The community experiences strong senses of outrage over the crime as well as the suspected perpetrator. Getting a quality defense attorney involved reveals similarly ironclad evidence that, at the time of the crime, the coach was at a continuing education conference in the presence of hundreds of witnesses. How can this be?

The Outsider 4(Paperback copies of The Outsider)

In getting to the answer of this question, I found myself speeding through the read to find out where the plot would go. The story kept elements of the traditional police procedural, including evidence procurement, lead generation, and pursuit. The story went about addressing the notion of two folks that look like one, or more specifically how one person can be in two places at the same time. As the tension grows, so does the creepy nature for how the answer will be resolved.

The Outsider entertained, kept me engaged, and did not drag on like I feared a book of this length might. The direction of the story wasn’t exactly what I was expecting, which is good from a whodunit. That the story went in a thematic direction that I anticipated with a resolution that I was expecting was somewhat of a disappointment. While entertaining, my sense is that this was not King’s best effort. My grade is 3.5-out-of-5 stars.

Matt – Sunday, September 16, 2018

Charlize Theron and the movie ‘Atomic Blonde’
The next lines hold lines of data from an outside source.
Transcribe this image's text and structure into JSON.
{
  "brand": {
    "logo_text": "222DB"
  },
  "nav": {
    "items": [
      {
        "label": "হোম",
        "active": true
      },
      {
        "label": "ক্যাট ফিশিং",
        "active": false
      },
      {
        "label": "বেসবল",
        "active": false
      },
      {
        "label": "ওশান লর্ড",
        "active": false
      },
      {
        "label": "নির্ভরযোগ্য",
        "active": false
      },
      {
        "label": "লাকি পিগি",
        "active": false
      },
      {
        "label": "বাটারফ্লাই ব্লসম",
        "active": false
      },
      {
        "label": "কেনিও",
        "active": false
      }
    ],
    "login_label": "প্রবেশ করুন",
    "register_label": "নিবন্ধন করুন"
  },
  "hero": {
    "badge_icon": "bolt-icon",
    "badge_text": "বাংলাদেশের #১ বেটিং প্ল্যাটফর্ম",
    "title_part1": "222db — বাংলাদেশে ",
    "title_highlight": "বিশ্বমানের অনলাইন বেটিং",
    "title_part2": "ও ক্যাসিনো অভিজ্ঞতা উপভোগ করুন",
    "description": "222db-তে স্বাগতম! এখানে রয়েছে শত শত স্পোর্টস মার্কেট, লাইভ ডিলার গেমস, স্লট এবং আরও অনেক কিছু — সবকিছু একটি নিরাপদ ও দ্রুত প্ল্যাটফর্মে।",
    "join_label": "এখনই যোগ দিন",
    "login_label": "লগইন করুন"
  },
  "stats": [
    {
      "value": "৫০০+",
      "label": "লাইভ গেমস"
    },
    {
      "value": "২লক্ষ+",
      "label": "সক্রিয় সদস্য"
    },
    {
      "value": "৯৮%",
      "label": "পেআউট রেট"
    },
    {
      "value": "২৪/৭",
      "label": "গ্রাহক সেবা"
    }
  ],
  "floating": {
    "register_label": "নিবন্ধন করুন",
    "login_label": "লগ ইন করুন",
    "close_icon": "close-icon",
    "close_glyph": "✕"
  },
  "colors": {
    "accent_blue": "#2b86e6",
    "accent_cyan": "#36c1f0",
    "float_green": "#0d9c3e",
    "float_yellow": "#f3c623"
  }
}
In paying homage to the time in history ending the Cold War rivalry between the United States and the former Soviet Union, the movie Atomic Blonde (2017) captures a spy game pitted against the falling of the Berlin Wall in November, 1989.

The movie Atomic Blonde gets a fair degree of distance out of its stylized action sequences and its nostalgic homage to the past that, stylistically if not with the thematic ‘excess’ that is a hallmark of Tarantino, it brings to mind the cinematic experience forthcoming in movies by Quentin Tarantino. The movie, directed by David Leitch, reflects a bold sense of visual mood setting, intermixing of soundtrack that befits the time period, and action.
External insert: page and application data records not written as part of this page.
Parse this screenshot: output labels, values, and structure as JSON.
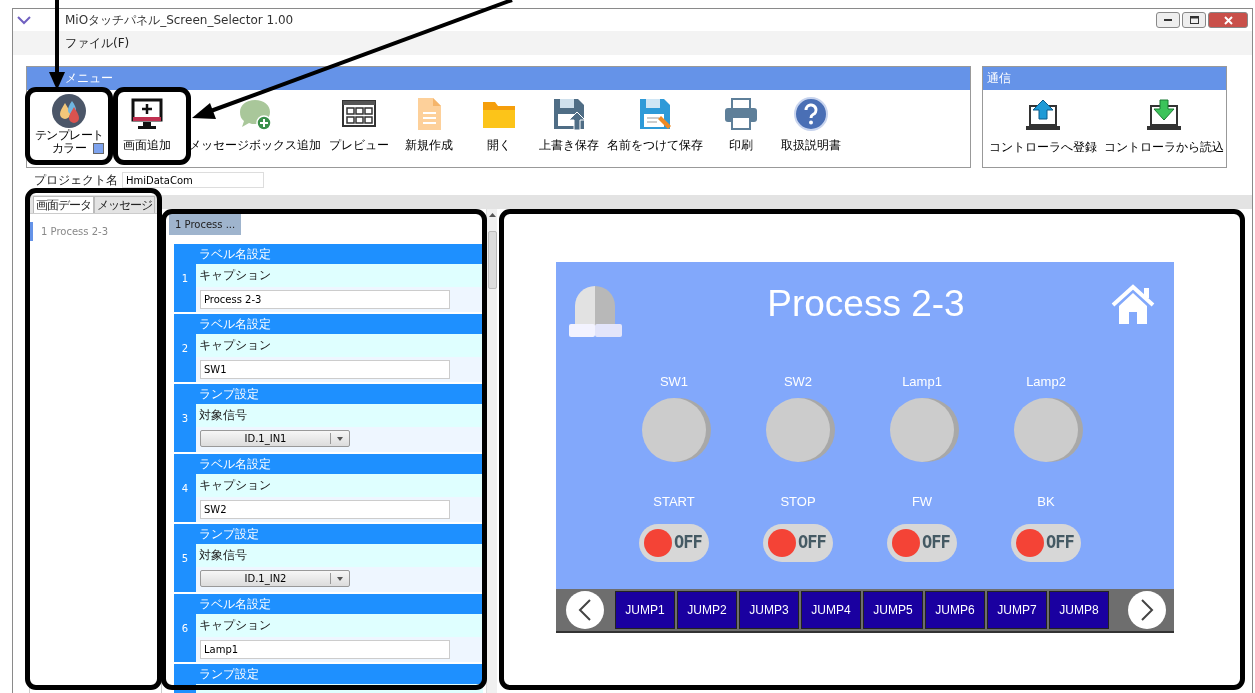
{
  "window": {
    "title": "MiOタッチパネル_Screen_Selector 1.00"
  },
  "menu_bar": [
    "ファイル(F)"
  ],
  "toolbar": {
    "title": "メニュー",
    "items": [
      {
        "label": "テンプレートカラー"
      },
      {
        "label": "画面追加"
      },
      {
        "label": "メッセージボックス追加"
      },
      {
        "label": "プレビュー"
      },
      {
        "label": "新規作成"
      },
      {
        "label": "開く"
      },
      {
        "label": "上書き保存"
      },
      {
        "label": "名前をつけて保存"
      },
      {
        "label": "印刷"
      },
      {
        "label": "取扱説明書"
      }
    ]
  },
  "communication": {
    "title": "通信",
    "items": [
      {
        "label": "コントローラへ登録"
      },
      {
        "label": "コントローラから読込"
      }
    ]
  },
  "project": {
    "label": "プロジェクト名",
    "value": "HmiDataCom"
  },
  "left_panel": {
    "tabs": [
      {
        "label": "画面データ",
        "selected": true
      },
      {
        "label": "メッセージ",
        "selected": false
      }
    ],
    "items": [
      {
        "label": "1 Process 2-3",
        "selected": true
      }
    ]
  },
  "editor": {
    "tab": "1 Process ...",
    "groups": [
      {
        "number": "1",
        "header": "ラベル名設定",
        "label": "キャプション",
        "kind": "text",
        "value": "Process 2-3"
      },
      {
        "number": "2",
        "header": "ラベル名設定",
        "label": "キャプション",
        "kind": "text",
        "value": "SW1"
      },
      {
        "number": "3",
        "header": "ランプ設定",
        "label": "対象信号",
        "kind": "select",
        "value": "ID.1_IN1"
      },
      {
        "number": "4",
        "header": "ラベル名設定",
        "label": "キャプション",
        "kind": "text",
        "value": "SW2"
      },
      {
        "number": "5",
        "header": "ランプ設定",
        "label": "対象信号",
        "kind": "select",
        "value": "ID.1_IN2"
      },
      {
        "number": "6",
        "header": "ラベル名設定",
        "label": "キャプション",
        "kind": "text",
        "value": "Lamp1"
      },
      {
        "header": "ランプ設定",
        "kind": "partial"
      }
    ]
  },
  "preview": {
    "title": "Process 2-3",
    "lamps": [
      {
        "label": "SW1",
        "on": false
      },
      {
        "label": "SW2",
        "on": false
      },
      {
        "label": "Lamp1",
        "on": false
      },
      {
        "label": "Lamp2",
        "on": false
      }
    ],
    "switches": [
      {
        "label": "START",
        "state": "OFF",
        "on": false
      },
      {
        "label": "STOP",
        "state": "OFF",
        "on": false
      },
      {
        "label": "FW",
        "state": "OFF",
        "on": false
      },
      {
        "label": "BK",
        "state": "OFF",
        "on": false
      }
    ],
    "jump_buttons": [
      "JUMP1",
      "JUMP2",
      "JUMP3",
      "JUMP4",
      "JUMP5",
      "JUMP6",
      "JUMP7",
      "JUMP8"
    ]
  }
}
Atomic Blonde 2 - Charlize Theron as Lorraine Broughton(Charlize Theron as Lorraine Broughton)

Charlize Theron stars as the strong female lead and top level MI6 agent Lorraine Broughton. Broughton is tasked taking down an espionage ring in Berlin, where she is ordered to cooperate with Berlin station chief David Percival. The alliance is fraught with duplicity, mistrust, and intrigue that I personally both expect and enjoy in espionage movies.

Atomic Blonde 3 - James McAvoy as David Percival(James McAvoy as David Percival)
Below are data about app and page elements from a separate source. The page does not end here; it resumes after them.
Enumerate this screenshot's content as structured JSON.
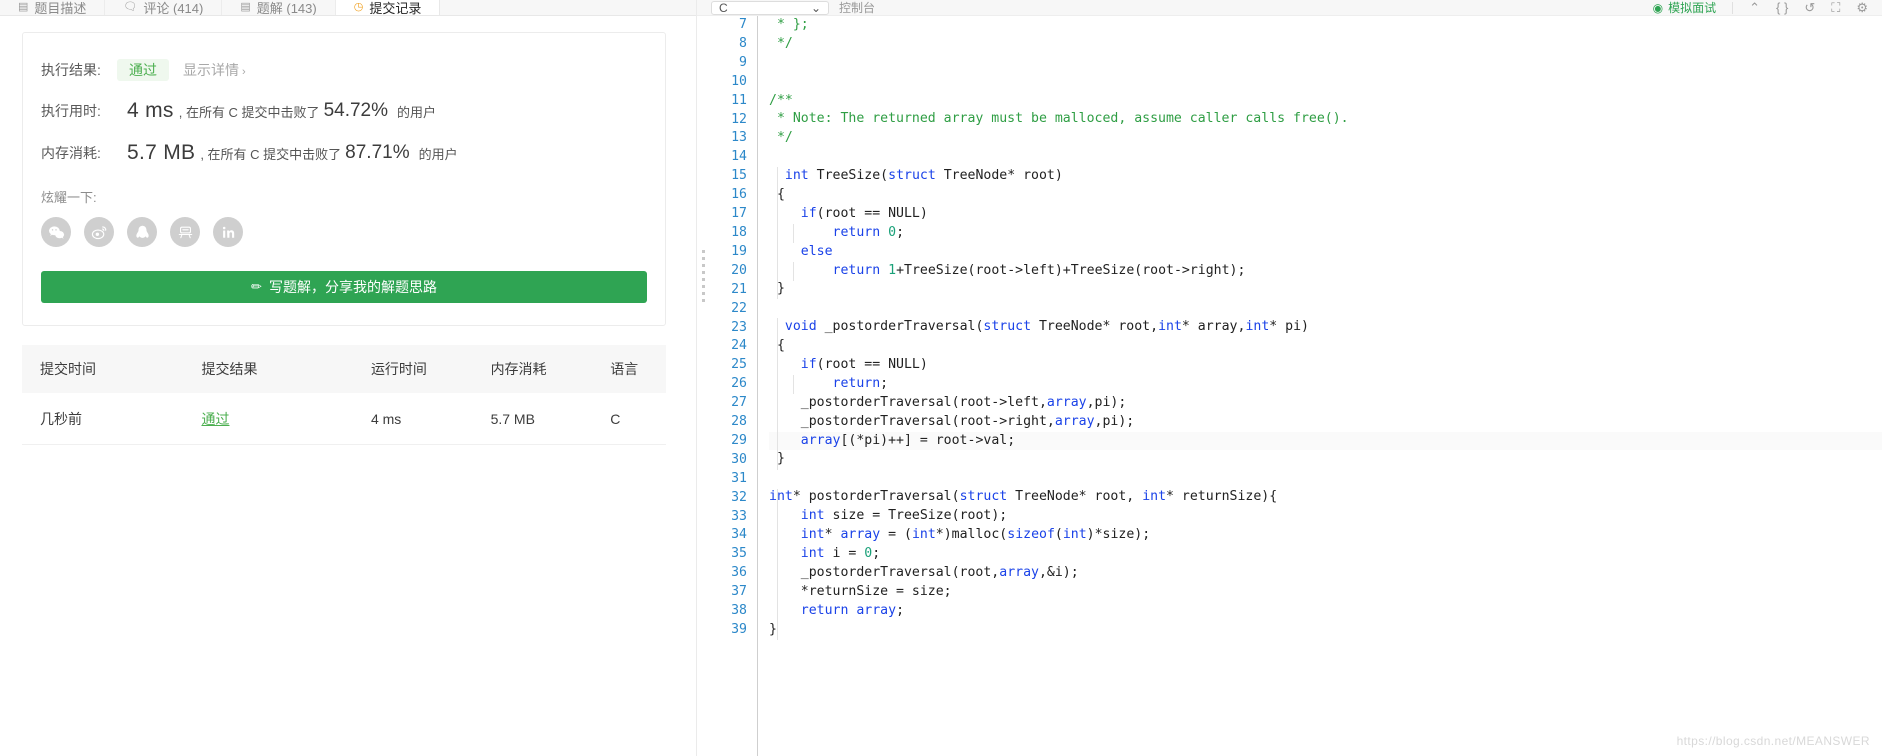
{
  "left": {
    "tabs": [
      {
        "label": "题目描述",
        "icon": "document-icon",
        "active": false
      },
      {
        "label": "评论 (414)",
        "icon": "comment-icon",
        "active": false
      },
      {
        "label": "题解 (143)",
        "icon": "solution-icon",
        "active": false
      },
      {
        "label": "提交记录",
        "icon": "history-icon",
        "active": true
      }
    ],
    "result_card": {
      "result_label": "执行结果:",
      "result_value": "通过",
      "detail_link": "显示详情",
      "detail_chevron": "›",
      "runtime_label": "执行用时:",
      "runtime_value": "4 ms",
      "runtime_tail_before": ", 在所有 C 提交中击败了",
      "runtime_percent": "54.72%",
      "runtime_tail_after": "的用户",
      "memory_label": "内存消耗:",
      "memory_value": "5.7 MB",
      "memory_tail_before": ", 在所有 C 提交中击败了",
      "memory_percent": "87.71%",
      "memory_tail_after": "的用户",
      "share_label": "炫耀一下:",
      "share_icons": [
        "wechat-icon",
        "weibo-icon",
        "qq-icon",
        "qzone-icon",
        "linkedin-icon"
      ],
      "write_button": "写题解，分享我的解题思路",
      "write_button_icon": "pencil-icon"
    },
    "table": {
      "headers": [
        "提交时间",
        "提交结果",
        "运行时间",
        "内存消耗",
        "语言"
      ],
      "rows": [
        {
          "time": "几秒前",
          "result": "通过",
          "runtime": "4 ms",
          "memory": "5.7 MB",
          "language": "C"
        }
      ]
    }
  },
  "editor": {
    "language": "C",
    "toolbar": {
      "console_label": "控制台",
      "run_label": "模拟面试",
      "run_icon": "play-circle-icon",
      "fullscreen_icon": "fullscreen-icon",
      "settings_icon": "gear-icon",
      "format_icon": "format-icon",
      "reset_icon": "reset-icon",
      "collapse_icon": "chevron-icon"
    },
    "first_line_number": 7,
    "lines": [
      {
        "n": 7,
        "tokens": [
          {
            "t": " * };",
            "c": "cm"
          }
        ]
      },
      {
        "n": 8,
        "tokens": [
          {
            "t": " */",
            "c": "cm"
          }
        ]
      },
      {
        "n": 9,
        "tokens": []
      },
      {
        "n": 10,
        "tokens": []
      },
      {
        "n": 11,
        "tokens": [
          {
            "t": "/**",
            "c": "cm"
          }
        ]
      },
      {
        "n": 12,
        "tokens": [
          {
            "t": " * Note: The returned array must be malloced, assume caller calls free().",
            "c": "cm"
          }
        ]
      },
      {
        "n": 13,
        "tokens": [
          {
            "t": " */",
            "c": "cm"
          }
        ]
      },
      {
        "n": 14,
        "tokens": []
      },
      {
        "n": 15,
        "tokens": [
          {
            "t": "  "
          },
          {
            "t": "int",
            "c": "kw"
          },
          {
            "t": " TreeSize("
          },
          {
            "t": "struct",
            "c": "kw"
          },
          {
            "t": " TreeNode* root)"
          }
        ]
      },
      {
        "n": 16,
        "tokens": [
          {
            "t": " {"
          }
        ]
      },
      {
        "n": 17,
        "tokens": [
          {
            "t": "    "
          },
          {
            "t": "if",
            "c": "kw"
          },
          {
            "t": "(root == NULL)"
          }
        ]
      },
      {
        "n": 18,
        "tokens": [
          {
            "t": "        "
          },
          {
            "t": "return",
            "c": "kw"
          },
          {
            "t": " "
          },
          {
            "t": "0",
            "c": "num"
          },
          {
            "t": ";"
          }
        ]
      },
      {
        "n": 19,
        "tokens": [
          {
            "t": "    "
          },
          {
            "t": "else",
            "c": "kw"
          }
        ]
      },
      {
        "n": 20,
        "tokens": [
          {
            "t": "        "
          },
          {
            "t": "return",
            "c": "kw"
          },
          {
            "t": " "
          },
          {
            "t": "1",
            "c": "num"
          },
          {
            "t": "+TreeSize(root->left)+TreeSize(root->right);"
          }
        ]
      },
      {
        "n": 21,
        "tokens": [
          {
            "t": " }"
          }
        ]
      },
      {
        "n": 22,
        "tokens": []
      },
      {
        "n": 23,
        "tokens": [
          {
            "t": "  "
          },
          {
            "t": "void",
            "c": "kw"
          },
          {
            "t": " _postorderTraversal("
          },
          {
            "t": "struct",
            "c": "kw"
          },
          {
            "t": " TreeNode* root,"
          },
          {
            "t": "int",
            "c": "kw"
          },
          {
            "t": "* array,"
          },
          {
            "t": "int",
            "c": "kw"
          },
          {
            "t": "* pi)"
          }
        ]
      },
      {
        "n": 24,
        "tokens": [
          {
            "t": " {"
          }
        ]
      },
      {
        "n": 25,
        "tokens": [
          {
            "t": "    "
          },
          {
            "t": "if",
            "c": "kw"
          },
          {
            "t": "(root == NULL)"
          }
        ]
      },
      {
        "n": 26,
        "tokens": [
          {
            "t": "        "
          },
          {
            "t": "return",
            "c": "kw"
          },
          {
            "t": ";"
          }
        ]
      },
      {
        "n": 27,
        "tokens": [
          {
            "t": "    _postorderTraversal(root->left,"
          },
          {
            "t": "array",
            "c": "id"
          },
          {
            "t": ",pi);"
          }
        ]
      },
      {
        "n": 28,
        "tokens": [
          {
            "t": "    _postorderTraversal(root->right,"
          },
          {
            "t": "array",
            "c": "id"
          },
          {
            "t": ",pi);"
          }
        ]
      },
      {
        "n": 29,
        "tokens": [
          {
            "t": "    "
          },
          {
            "t": "array",
            "c": "id"
          },
          {
            "t": "[(*pi)++] = root->val;"
          }
        ],
        "hl": true
      },
      {
        "n": 30,
        "tokens": [
          {
            "t": " }"
          }
        ]
      },
      {
        "n": 31,
        "tokens": []
      },
      {
        "n": 32,
        "tokens": [
          {
            "t": "int",
            "c": "kw"
          },
          {
            "t": "* postorderTraversal("
          },
          {
            "t": "struct",
            "c": "kw"
          },
          {
            "t": " TreeNode* root, "
          },
          {
            "t": "int",
            "c": "kw"
          },
          {
            "t": "* returnSize){"
          }
        ]
      },
      {
        "n": 33,
        "tokens": [
          {
            "t": "    "
          },
          {
            "t": "int",
            "c": "kw"
          },
          {
            "t": " size = TreeSize(root);"
          }
        ]
      },
      {
        "n": 34,
        "tokens": [
          {
            "t": "    "
          },
          {
            "t": "int",
            "c": "kw"
          },
          {
            "t": "* "
          },
          {
            "t": "array",
            "c": "id"
          },
          {
            "t": " = ("
          },
          {
            "t": "int",
            "c": "kw"
          },
          {
            "t": "*)malloc("
          },
          {
            "t": "sizeof",
            "c": "kw"
          },
          {
            "t": "("
          },
          {
            "t": "int",
            "c": "kw"
          },
          {
            "t": ")*size);"
          }
        ]
      },
      {
        "n": 35,
        "tokens": [
          {
            "t": "    "
          },
          {
            "t": "int",
            "c": "kw"
          },
          {
            "t": " i = "
          },
          {
            "t": "0",
            "c": "num"
          },
          {
            "t": ";"
          }
        ]
      },
      {
        "n": 36,
        "tokens": [
          {
            "t": "    _postorderTraversal(root,"
          },
          {
            "t": "array",
            "c": "id"
          },
          {
            "t": ",&i);"
          }
        ]
      },
      {
        "n": 37,
        "tokens": [
          {
            "t": "    *returnSize = size;"
          }
        ]
      },
      {
        "n": 38,
        "tokens": [
          {
            "t": "    "
          },
          {
            "t": "return",
            "c": "kw"
          },
          {
            "t": " "
          },
          {
            "t": "array",
            "c": "id"
          },
          {
            "t": ";"
          }
        ]
      },
      {
        "n": 39,
        "tokens": [
          {
            "t": "}"
          }
        ]
      }
    ]
  },
  "watermark": "https://blog.csdn.net/MEANSWER"
}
The story of the movie is framed around the concept of Broughton (Theron) explaining to a joint MI6 and CIA after-action committee of Eric Gray of MI6 and Emmett Kurzfeld of CIA precisely how the Berlin action went awry. The full story is known only to Broughton at the start, with the full plot circle coming to revelation in the final minutes of the movie.

Atomic Blonde 5 - Toby Jones as Eric Gray(Toby Jones as Eric Gray).

Other reviews of the movie focus on the story being somewhat light. The summary review from Rotten Tomatoes goes so far as to call the story “less hard hitting than its protagonist”. My feeling is that the movie is worth the watch as a first foray into feature film for a potentially effective new director in the form of David Leitch.

Atomic Blonde 4 - John Goodman as Emmett Kurzfeld(John Goodman as Emmett Kurzfeld)

The soundtrack of Atomic Blonde includes Major Tom (Völlig Losgelöst) by Peter Schilling, 99 Luftballoons by Nena, Der Kommissar by After the Fire, I Ran (So Far Away) by Flock of Seagulls, Voices Carry by ‘Til Tuesday, London Calling by The Clash, and Father Figure by George Michael. That a soundtrack of the 1980s was so intermixed within the movie proved a positive way to take me to when the movie was set.

Atomic Blonde 6 - David Leitch(Atomic Blonde director David Leitch)

Consider seeing this movie. In fact, run (like a Flock of Seagulls) to see this movie.

Matt – Saturday, September 15, 2018